Dataset excerpts
┏━━

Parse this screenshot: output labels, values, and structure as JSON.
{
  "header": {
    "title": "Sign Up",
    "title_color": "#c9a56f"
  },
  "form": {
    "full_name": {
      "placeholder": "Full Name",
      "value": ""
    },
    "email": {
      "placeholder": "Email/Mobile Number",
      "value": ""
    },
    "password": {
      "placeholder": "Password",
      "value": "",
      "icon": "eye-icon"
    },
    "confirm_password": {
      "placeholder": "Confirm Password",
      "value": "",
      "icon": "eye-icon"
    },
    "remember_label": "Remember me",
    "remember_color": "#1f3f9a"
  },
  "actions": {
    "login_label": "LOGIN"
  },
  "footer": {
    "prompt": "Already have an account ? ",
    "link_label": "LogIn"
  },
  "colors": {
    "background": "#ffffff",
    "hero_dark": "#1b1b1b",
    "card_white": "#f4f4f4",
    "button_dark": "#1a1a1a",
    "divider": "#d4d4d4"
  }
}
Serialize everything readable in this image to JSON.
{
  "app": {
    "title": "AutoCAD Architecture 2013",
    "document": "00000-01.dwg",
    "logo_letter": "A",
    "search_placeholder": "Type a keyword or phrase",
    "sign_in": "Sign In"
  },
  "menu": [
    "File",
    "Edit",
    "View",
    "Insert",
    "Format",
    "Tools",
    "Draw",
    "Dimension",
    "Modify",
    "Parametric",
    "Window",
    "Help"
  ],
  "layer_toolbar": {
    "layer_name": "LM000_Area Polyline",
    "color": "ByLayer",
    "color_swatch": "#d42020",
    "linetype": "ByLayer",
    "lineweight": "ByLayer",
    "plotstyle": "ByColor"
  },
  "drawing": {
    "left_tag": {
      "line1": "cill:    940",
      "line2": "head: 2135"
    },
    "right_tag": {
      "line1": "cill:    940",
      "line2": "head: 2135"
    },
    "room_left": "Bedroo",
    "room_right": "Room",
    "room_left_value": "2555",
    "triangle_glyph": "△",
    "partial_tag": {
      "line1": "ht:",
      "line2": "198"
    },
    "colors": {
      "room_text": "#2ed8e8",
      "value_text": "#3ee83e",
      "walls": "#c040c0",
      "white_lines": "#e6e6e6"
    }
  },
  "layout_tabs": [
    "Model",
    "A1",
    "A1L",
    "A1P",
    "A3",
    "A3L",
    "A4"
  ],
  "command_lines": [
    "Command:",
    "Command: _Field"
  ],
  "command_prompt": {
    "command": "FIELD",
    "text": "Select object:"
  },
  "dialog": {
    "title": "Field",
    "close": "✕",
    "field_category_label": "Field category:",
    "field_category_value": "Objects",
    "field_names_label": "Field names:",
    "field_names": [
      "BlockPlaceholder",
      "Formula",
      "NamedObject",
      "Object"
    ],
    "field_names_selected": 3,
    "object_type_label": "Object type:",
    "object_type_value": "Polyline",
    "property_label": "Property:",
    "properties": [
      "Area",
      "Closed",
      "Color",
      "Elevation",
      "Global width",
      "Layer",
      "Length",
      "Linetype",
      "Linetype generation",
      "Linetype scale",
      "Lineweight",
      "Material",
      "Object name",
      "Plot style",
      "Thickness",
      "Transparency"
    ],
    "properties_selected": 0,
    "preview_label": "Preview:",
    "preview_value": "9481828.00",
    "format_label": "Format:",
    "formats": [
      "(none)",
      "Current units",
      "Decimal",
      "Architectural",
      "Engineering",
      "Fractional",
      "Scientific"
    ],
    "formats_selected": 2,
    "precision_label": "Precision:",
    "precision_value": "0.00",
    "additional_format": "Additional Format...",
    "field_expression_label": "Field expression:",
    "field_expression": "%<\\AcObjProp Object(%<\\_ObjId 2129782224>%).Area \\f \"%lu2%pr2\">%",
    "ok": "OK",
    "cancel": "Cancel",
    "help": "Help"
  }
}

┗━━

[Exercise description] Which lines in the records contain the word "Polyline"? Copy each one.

[Output for this exercise]
    "layer_name": "LM000_Area Polyline",
    "object_type_value": "Polyline",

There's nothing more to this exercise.